- [EXERCISE]:
Throughout the listing that follows, find each line with the word "Instructions" and copy it.

- [TASK INPUTS]:
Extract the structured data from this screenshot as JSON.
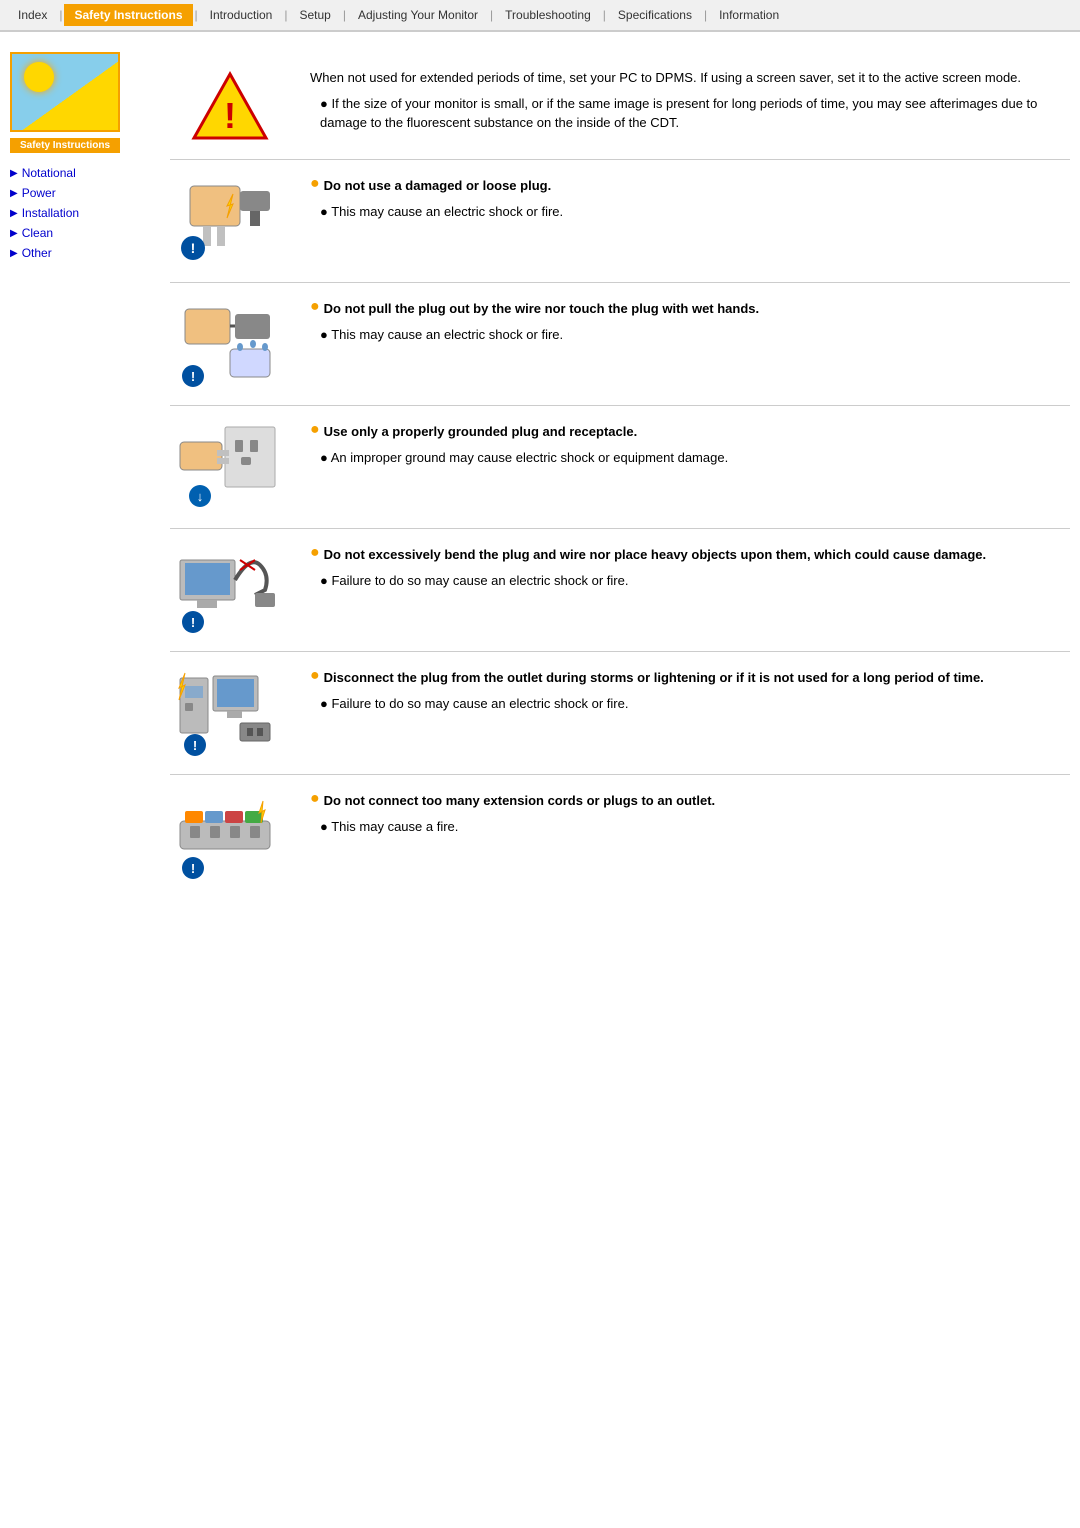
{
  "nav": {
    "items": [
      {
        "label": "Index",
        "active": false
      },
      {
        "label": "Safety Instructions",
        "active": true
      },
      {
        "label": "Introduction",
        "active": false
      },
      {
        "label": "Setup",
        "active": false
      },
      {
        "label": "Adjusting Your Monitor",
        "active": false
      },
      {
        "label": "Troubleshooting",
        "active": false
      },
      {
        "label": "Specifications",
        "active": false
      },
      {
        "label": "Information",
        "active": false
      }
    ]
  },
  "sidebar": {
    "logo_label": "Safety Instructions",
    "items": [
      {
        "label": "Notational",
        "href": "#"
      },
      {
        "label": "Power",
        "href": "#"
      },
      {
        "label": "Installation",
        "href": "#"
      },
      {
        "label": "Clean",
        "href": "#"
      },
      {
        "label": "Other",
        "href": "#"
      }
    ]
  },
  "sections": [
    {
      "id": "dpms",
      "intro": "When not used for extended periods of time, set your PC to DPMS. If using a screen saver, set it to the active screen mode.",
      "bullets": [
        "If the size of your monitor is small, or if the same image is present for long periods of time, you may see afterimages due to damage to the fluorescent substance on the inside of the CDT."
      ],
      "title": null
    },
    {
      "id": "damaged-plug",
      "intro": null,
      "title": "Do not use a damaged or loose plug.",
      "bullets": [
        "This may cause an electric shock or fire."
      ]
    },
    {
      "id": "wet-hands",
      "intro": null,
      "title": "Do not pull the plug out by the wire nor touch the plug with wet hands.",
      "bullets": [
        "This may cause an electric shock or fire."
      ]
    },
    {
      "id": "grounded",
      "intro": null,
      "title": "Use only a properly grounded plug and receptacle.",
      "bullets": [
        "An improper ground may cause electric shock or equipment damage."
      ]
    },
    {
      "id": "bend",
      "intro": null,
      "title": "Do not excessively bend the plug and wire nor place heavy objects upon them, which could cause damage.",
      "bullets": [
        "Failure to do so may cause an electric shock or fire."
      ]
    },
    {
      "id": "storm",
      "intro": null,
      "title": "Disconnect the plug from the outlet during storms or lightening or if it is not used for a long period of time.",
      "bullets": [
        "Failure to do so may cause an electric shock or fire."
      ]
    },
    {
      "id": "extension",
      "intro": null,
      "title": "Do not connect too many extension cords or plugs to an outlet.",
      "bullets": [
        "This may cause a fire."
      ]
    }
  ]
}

- [SOLUTION TO THE PROBLEM]:
        "label": "Safety Instructions",
    "logo_label": "Safety Instructions",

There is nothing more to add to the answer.